Art of Erased
A-1 Pictures has really done a great job. I absolutely love the art in this show. The simplicity of the art really fits with the tone and overall atmosphere that the show has to offer. I also think the fact that because the story was very heavy the light and simple art style really complemented the shows story. But even though the art was simple in design, there was some fantastic use, with some of the gorgeous scenes and frames within the anime. Honestly you could turn some of the scenes into posters, or screen savers. They were just that pretty to look at. However Erased used it’s art in a way that I haven’t seen it used in anime, in a long time.
It used colors to further develop the story and characters. Which is not something a lot of anime nowadays do. It really adds a more thematic element to the series. Erased uses colors such as red, gray, black, and even purple to foreshadow and give both a metaphorical and physical interpretation of certain things in the show. For example a scene involving Hinazuki where she is standing in a park under a lamp. This is also the first scene we see Hinazuki. The use of the colors in this frame not only tell us that there is something eerie, and dark happening around her but we can also see that she is only within a certain area of the light eminating from the lamp, which emphasizes and solidifies aspects of the character such as her being closed off from the outside and hardly having any friends, and that she keeps to herself, and that she’s surrounded by darkness. You can gather all this information just from looking at the scene, it’s art style, and the color. It’s a subtle little details that really make me think that the art in this show is amazing. I could go on for hours talking about the great use of color and art is but I won’t do that in this video. However the art in Erased really goes to show that anime isn’t just great for bouncing boobies and great fight scenes but that it’s still amazing for visual storytelling.
Music of Erased
Now the music in the show was good. It’s not good to the point where I’ll go out and buy the soundtrack for the show, but it’s good enough to enhance the mood and atmosphere in the scenes that need them. The soundtrack has a good range of eerie and haunting melodies, as well as a good amount of nice calming songs to balance it out. However actual use of the music within the show, was not so great. Although the soundtrack worked, I wish there was a more diverse set of music used throughout the entire show. I just felt like I kept hearing the same two or three songs every single episode. There was even a scene where Satoru and Kenya were talking on the staircase that I thought could have used some different music as the song that was used just didn’t seem like it was right for the situation. I won’t really talk too much about the Opening and Endings as that is just up to personal taste. I’ll just say that I liked the Opening but not the ending.
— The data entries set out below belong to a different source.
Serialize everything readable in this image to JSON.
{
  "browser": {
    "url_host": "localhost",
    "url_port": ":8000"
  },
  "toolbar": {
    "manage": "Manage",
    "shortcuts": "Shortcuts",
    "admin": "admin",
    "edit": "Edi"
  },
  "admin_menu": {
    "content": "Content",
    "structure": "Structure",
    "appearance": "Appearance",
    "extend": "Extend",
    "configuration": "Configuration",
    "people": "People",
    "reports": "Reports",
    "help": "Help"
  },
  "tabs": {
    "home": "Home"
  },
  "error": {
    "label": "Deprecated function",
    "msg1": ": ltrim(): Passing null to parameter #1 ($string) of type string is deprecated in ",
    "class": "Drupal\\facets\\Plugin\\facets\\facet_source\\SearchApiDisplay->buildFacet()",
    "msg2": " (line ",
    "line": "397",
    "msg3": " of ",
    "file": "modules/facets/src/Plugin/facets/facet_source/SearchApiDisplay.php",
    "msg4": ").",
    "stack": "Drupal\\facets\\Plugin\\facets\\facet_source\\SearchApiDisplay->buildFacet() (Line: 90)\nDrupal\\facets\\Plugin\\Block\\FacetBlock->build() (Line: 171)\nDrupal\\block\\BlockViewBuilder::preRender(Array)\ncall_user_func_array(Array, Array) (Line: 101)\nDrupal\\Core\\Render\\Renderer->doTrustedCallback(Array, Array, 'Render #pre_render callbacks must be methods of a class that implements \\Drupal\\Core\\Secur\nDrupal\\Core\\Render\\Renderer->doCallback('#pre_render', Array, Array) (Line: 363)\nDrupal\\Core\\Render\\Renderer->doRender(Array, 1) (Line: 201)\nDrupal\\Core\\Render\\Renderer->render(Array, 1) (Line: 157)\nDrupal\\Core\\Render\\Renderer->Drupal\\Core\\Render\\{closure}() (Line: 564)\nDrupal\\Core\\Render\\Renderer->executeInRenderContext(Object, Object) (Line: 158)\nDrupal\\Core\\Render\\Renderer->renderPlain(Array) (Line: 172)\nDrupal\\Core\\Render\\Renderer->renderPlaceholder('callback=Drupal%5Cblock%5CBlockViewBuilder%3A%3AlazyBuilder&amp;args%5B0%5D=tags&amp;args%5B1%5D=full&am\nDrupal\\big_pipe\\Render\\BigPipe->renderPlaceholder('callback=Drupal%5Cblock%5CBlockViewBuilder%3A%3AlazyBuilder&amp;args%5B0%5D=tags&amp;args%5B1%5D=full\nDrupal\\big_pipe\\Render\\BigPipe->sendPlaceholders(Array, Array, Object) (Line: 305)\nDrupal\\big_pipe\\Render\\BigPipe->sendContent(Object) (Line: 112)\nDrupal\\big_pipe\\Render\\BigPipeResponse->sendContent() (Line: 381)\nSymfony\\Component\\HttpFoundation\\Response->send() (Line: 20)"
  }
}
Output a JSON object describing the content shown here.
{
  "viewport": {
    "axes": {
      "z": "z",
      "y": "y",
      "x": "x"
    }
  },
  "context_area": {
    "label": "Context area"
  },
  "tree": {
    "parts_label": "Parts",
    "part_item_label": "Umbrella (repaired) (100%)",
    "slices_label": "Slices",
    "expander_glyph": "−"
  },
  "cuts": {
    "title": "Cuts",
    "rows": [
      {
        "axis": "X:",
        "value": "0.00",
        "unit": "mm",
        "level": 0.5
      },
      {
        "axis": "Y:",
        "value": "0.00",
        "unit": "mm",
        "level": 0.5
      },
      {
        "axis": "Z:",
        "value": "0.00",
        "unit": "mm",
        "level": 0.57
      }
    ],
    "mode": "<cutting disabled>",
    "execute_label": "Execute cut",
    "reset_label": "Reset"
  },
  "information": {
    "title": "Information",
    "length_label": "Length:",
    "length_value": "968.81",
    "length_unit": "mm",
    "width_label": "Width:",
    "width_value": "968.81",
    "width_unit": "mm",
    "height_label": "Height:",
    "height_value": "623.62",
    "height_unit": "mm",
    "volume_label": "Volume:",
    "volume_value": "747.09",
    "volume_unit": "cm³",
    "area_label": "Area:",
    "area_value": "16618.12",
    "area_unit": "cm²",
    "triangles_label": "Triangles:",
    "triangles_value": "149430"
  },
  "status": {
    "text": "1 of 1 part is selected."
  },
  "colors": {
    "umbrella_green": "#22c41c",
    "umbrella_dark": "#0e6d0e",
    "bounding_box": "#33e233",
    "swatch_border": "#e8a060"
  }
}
Overall of Erased
It’s nice to be able to watch an anime that knows what it wants. Erased was one of those shows I thoroughly enjoyed from start to finish. With a fairly well written and executed story, a cast of fantastic characters, and some of the best utilization of visual storytelling I’ve seen in a while. Erased is a show deserving of the immense hype and praise that it has been receiving. Despite it’s shortcomings Erased has a lot to offer, and is a show that I personally thinks get’s better the second time around as you notice a lot of things you didn’t notice the first time around. So my final verdict for Erased, or Boku dake ga inai Machi, is a LOVE AND BUY IT. I was enthralled, I was intrigued, I was engaged, and I was satisfied. Erased is a show that I think everyone should check out, or at least give a chance.